cuts and scrapes.
I was looking at my legs and feet this morning and they seemed to have cuts and scrapes and scars all over them. A couple still tender from last nights encounter with a stone bench in the dark. One from my incident on the bike in Flagstaff and several from walking miles in shoes that I shouldn’t be walking miles in. Perhaps the “voted most likely to trip at commencement” in my high school class, hasn’t really disappeared.
Grace has never been my middle name.
But needless to say, this morning I found life in all my cuts, scrapes and scars – remnants of a summer well lived. Last month in Flagstaff my dear friend was telling me about how she has vowed to let her newborn baby boy climb, fall, play, scrape, run, bruise and everything else that comes from living well in the backyard and beyond. Maybe that’s what I’ve been doing exploring the new realms of climbing, falling, loving, running, walking, tripping and scraping because truth is, I’ve always played pretty safe.
Crazy how excited I actually was to come back from biking on a dirt road below the peaks in Flagstaff last month with an “adventure” wound. I’d been out there embracing and engaging this thing called life – and doing it in a way that wasn’t free from risk or wound. See, my brother has always been the one out there with coordination, athletics and physical ability combined with a big dose of worldly sense – while I was the one with excellence in writing papers, good grades and being backstage with only the occasional spurt of strength to drop a serve across the net.

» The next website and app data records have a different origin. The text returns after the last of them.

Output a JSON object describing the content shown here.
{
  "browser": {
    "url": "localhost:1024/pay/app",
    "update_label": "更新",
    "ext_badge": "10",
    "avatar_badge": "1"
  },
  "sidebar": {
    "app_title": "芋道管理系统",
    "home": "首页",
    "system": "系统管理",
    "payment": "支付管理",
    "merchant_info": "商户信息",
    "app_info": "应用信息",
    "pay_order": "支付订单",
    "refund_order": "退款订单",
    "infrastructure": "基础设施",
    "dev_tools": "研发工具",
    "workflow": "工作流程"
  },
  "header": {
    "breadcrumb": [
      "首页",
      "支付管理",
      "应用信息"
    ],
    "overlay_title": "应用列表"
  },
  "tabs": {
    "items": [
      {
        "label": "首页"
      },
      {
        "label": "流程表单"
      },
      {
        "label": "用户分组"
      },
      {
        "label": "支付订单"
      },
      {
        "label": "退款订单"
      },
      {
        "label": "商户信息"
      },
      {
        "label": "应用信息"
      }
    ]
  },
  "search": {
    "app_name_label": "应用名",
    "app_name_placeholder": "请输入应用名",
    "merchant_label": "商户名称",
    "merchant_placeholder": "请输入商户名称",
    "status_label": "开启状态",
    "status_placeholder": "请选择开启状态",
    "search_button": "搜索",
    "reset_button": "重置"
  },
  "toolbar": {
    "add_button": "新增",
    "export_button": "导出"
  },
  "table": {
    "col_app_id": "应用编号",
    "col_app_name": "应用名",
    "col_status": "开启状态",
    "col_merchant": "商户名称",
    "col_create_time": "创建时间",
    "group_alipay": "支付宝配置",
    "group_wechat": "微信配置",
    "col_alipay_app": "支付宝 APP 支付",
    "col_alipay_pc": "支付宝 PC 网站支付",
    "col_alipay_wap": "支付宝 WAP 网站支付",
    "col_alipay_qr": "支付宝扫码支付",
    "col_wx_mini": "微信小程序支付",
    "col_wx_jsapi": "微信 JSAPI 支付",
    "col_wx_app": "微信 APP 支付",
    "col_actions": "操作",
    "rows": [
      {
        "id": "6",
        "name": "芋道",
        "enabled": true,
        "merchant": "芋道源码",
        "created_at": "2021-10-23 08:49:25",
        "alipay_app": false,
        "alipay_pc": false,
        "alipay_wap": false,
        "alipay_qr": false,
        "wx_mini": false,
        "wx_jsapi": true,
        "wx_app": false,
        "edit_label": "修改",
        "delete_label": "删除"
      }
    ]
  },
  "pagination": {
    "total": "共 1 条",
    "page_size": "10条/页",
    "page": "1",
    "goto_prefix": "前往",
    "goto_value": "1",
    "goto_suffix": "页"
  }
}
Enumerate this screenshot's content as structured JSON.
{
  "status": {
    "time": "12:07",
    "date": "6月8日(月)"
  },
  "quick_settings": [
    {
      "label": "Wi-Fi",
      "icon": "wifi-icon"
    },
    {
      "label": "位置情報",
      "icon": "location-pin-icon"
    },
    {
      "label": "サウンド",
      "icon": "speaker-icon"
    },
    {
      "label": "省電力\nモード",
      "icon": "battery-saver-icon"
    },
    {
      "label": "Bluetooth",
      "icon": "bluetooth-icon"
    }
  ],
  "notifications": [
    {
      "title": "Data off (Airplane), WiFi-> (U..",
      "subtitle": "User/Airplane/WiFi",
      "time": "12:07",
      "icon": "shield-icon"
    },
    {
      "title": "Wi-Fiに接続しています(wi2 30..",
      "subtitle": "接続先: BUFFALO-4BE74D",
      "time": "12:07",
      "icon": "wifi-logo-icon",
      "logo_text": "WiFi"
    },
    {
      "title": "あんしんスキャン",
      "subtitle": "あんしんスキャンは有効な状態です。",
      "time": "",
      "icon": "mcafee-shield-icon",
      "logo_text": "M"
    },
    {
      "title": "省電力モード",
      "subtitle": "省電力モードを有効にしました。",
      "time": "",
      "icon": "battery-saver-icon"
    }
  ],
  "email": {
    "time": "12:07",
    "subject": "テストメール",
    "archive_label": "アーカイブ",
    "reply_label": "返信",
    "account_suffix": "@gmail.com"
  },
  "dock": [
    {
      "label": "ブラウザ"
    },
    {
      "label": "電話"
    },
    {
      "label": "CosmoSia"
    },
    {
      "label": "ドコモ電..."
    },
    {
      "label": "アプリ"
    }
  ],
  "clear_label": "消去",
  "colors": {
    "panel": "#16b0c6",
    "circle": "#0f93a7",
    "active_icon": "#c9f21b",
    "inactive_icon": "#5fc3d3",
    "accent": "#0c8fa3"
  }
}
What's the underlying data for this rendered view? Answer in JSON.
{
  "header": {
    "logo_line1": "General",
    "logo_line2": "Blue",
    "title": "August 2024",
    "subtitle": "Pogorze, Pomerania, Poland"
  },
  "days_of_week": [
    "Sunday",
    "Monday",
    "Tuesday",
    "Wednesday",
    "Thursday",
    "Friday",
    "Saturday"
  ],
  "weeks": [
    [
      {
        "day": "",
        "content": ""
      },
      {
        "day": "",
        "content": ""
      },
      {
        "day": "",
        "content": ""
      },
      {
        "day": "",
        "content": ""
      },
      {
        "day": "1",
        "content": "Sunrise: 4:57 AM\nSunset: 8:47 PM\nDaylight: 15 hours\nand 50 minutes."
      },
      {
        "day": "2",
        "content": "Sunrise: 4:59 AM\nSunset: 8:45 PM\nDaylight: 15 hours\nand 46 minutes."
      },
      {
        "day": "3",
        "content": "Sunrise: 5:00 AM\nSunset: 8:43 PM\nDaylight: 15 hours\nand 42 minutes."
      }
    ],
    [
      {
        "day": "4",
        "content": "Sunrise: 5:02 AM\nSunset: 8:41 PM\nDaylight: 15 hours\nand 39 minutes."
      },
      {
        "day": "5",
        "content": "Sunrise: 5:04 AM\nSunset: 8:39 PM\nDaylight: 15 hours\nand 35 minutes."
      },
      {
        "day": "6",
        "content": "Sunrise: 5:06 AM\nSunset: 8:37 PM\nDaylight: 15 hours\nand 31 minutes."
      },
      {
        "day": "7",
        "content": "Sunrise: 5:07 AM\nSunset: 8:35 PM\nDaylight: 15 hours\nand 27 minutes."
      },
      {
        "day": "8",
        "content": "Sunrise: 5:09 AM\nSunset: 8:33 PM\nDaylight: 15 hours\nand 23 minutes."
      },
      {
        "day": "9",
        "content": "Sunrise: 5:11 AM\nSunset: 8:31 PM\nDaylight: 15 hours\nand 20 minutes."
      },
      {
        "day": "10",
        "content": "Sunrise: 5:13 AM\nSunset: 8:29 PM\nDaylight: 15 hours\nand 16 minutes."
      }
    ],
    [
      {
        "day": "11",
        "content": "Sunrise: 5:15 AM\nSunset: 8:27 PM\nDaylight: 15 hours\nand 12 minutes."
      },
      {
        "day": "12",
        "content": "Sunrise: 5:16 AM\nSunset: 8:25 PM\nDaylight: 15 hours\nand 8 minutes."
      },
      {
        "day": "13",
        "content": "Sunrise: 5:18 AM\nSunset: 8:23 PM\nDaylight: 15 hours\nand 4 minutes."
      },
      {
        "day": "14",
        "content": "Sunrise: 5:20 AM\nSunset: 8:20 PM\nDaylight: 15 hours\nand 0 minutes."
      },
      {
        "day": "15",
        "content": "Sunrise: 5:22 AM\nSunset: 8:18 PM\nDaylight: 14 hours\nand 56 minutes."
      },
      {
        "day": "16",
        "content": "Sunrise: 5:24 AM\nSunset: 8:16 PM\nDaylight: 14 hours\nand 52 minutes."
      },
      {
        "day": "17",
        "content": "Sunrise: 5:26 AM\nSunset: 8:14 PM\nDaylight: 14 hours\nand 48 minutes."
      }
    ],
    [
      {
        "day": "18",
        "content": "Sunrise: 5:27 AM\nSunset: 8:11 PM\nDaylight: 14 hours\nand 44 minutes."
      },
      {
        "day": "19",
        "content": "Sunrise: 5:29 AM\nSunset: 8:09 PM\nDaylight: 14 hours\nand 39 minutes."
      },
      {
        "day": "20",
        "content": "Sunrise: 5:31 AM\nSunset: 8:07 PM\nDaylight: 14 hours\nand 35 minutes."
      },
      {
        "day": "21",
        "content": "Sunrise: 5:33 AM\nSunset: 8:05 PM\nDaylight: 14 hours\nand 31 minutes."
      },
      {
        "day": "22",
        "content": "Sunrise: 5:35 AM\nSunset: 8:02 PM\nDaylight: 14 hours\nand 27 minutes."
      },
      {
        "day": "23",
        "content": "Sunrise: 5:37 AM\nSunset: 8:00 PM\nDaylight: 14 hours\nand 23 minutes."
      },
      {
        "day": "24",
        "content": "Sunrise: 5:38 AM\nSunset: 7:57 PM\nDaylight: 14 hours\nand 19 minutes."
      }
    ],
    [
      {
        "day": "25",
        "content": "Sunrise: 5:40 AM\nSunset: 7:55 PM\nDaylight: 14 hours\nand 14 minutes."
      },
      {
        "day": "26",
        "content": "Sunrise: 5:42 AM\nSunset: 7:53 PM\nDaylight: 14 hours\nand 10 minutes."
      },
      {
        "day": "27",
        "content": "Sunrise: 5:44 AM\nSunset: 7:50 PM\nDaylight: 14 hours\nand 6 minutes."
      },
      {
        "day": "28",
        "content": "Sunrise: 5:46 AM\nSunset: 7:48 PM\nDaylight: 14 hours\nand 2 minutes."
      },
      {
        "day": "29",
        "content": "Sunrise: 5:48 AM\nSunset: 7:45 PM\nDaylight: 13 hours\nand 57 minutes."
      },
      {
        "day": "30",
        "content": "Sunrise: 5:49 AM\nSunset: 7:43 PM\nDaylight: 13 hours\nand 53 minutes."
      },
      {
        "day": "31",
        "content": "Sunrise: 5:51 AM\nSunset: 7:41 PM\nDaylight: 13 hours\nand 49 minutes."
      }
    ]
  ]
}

So my cuts and scrapes and scars: a good sign, I think. A place where I can visibly see where life has entered and hope taken root. A place where once again, the Spirit enters in.
Someone told me many years ago that wounds, whether they be of the body, the heart, the mind or the soul, literally make space for the Spirit to move through. I always imagine all of our wounds to be like one of those half-body targets on a shooting range filled with holes – lots of holes? lots of room for the Spirit. Just like the Native American blemish intentionally woven into the corner of every rug. There in the blemish, they believe, that the imperfect, the cuts and the scrapes, the holes and in the wounds – up against the wall and at the end of our rope, the Spirit does enter in.
So looking at my legs and feet this morning …. HAH! Spirit Enter In … lots of room here, lots of room for you to enter in and move through me!
Makes me wonder after all these years if maybe Grace actually is my middle name.